On new hires: – Generally, a new hire with proper identification can access secure or restricted areas as long as another person with a TWIC can monitor the new hire. During the pandemic, the side-by-side escorting for restricted areas mandated in 33 CFR 101.105 won’t be enforced. More new hire compliance options are available in 33 CFR 104.267 and 105.257.

On the Alternative Security Program: Those unable to comply may seek temporary relief via noncompliance or an amendment to cover the entire ASP can be submitted to CG-FAC.

Operators need to consider the safety risks of noncompliance. “This request to continue operations should include new measures or safeguards the facility or vessel plans to employ to mitigate any risk from the non-compliance with 33 CFR part 104 or 105,” according to the agency.

For Merchant Mariner Credentials:

The NSA and Coast Guard understand that the pandemic, the closure of enrollment centers and potential processing delays may affect those seeking a merchant mariner credential. During the pandemic, the Coast Guard will not suspend or revoke a merchant mariner credential for those having an expired TWIC. The Coast Guard will notify the industry before it resumes enforcement of this requirement. However, this doesn’t apply to mariners whose TWICs have been suspended or revoked because they posed a security threat.

Mariners applying for an original credential need to show that they have enrolled for a TWIC. They can pre-enroll and set up an appointment at https://universalenroll.dhs.gov or by calling 855-DHS-UES1 (855-347-8371). TWIC enrollments must be completed in-person at an enrollment center.
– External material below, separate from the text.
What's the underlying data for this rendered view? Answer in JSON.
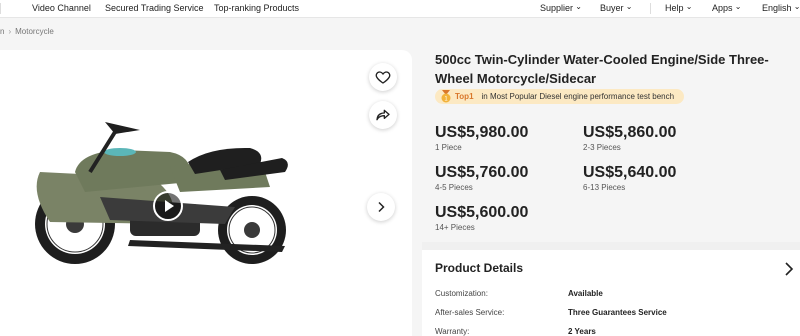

While this is enough to start the MMC process, applicants for an original credential won’t be able to get a MMC until their biographic and biometric data is given to the Coast Guard by TSA.

For Mariners who already have a MMC, no action is needed if their TWIC expires and their credential remains valid. Mariners seeking a renewal, raise of grade, new endorsement or duplicate merchant mariner credential may apply without a valid TWIC if they can show that they have enrolled for a TWIC renewal.

Nearly all TSA Enrollment Centers are open processing new and renewing TWIC enrollments without delays. Visit https://universalenroll.dhs.gov/locator to see if a nearby center is open.